I read about Summer at Tiffany on a couple of other blogs and I was interested immediately. I love all things New York City and have been more and more interested in the decades of the 1940s and 1950s. It was a cute memoir and I was immediately taken to New York City during World War II. I give it a B.
New York City, 1945. Marjorie Jacobson and her best friend, Marty Garrett, arrive fresh from the Kappa house at the University of Iowa hoping to find summer positions as shopgirls.
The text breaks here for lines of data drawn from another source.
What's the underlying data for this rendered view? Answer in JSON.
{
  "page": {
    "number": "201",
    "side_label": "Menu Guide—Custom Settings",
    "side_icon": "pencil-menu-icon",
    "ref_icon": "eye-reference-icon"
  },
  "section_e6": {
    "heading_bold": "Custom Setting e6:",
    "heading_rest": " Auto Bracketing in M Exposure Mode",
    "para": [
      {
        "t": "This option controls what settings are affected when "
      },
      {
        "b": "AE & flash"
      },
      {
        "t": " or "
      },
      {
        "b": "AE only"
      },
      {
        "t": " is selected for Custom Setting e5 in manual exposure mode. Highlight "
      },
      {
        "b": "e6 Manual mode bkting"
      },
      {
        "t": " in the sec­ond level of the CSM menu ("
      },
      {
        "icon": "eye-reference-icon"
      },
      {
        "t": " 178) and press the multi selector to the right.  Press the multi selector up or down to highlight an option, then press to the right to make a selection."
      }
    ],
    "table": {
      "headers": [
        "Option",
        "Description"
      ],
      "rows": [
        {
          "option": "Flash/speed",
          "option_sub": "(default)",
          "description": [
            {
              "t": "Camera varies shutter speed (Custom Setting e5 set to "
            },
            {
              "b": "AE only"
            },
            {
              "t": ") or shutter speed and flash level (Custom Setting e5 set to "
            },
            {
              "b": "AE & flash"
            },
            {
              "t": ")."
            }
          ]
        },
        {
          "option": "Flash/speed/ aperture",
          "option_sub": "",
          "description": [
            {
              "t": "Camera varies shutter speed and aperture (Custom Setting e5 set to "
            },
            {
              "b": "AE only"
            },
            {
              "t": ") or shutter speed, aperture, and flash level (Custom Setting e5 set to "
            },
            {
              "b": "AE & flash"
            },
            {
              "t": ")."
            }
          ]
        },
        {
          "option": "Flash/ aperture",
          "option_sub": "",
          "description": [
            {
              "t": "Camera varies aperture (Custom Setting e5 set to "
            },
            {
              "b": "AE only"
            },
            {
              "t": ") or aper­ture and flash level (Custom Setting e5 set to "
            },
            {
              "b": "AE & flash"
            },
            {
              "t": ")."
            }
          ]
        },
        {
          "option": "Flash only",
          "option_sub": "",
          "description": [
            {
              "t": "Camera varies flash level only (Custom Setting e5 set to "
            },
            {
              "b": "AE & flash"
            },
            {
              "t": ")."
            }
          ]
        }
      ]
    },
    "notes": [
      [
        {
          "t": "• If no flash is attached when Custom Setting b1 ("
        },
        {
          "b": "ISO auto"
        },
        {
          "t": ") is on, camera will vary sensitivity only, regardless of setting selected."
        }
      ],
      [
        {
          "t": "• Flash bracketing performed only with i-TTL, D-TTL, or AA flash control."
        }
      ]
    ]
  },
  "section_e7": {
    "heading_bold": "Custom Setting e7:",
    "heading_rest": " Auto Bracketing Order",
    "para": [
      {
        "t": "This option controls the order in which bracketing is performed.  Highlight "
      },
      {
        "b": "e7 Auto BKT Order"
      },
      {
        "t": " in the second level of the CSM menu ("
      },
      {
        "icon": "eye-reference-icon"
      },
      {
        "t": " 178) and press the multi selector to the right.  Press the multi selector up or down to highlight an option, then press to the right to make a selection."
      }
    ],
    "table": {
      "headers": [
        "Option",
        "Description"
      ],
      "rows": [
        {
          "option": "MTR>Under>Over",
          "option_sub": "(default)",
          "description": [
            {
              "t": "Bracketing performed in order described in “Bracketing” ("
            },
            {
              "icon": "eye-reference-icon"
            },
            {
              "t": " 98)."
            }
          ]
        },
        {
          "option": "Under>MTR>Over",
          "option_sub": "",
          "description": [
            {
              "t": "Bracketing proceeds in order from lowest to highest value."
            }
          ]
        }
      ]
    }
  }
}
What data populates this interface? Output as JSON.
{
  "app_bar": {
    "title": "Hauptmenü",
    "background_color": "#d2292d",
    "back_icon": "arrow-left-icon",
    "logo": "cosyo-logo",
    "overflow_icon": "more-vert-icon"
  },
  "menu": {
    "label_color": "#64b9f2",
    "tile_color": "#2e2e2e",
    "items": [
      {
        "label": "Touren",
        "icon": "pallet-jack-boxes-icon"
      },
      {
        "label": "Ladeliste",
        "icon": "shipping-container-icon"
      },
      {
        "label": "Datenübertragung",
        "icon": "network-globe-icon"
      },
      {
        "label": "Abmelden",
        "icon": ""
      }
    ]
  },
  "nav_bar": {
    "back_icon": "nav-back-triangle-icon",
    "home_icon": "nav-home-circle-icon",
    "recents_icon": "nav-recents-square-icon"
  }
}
Turned away from the top department stores, they miraculously find jobs as pages at Tiffany & Co., becoming the first women to ever work on the sales floor, a diamond-filled day job replete with Tiffany-blue shirtwaist dresses from Bonwit Teller's—and the envy of all their friends.
Looking back on that magical time in her life, Marjorie takes us back to when she and Marty rubbed elbows with the rich and famous, pinched pennies to eat at the Automat, experienced nightlife at La Martinique, and danced away their weekends with dashing midshipmen. Between being dazzled by Judy Garland's honeymoon visit to Tiffany, celebrating VJ Day in Times Square, and mingling with CafÉ society, she fell in love, learned unforgettable lessons, made important decisions that would change her future, and created the remarkable memories she now shares with all of us.
This was a charming story and I loved the way it showed how everyone had to deal with the war, focusing on women. It was interesting to learn how things were rationed and why women were suddenly taking positions that men had only held before. I loved the inside peek of Tiffany and the old glamourous New York City and picturing places she was describing when I have been there 50-60 years later. This is a cute, short book and one perfect for mothers and grandmothers and those who are interested in learning about old New York.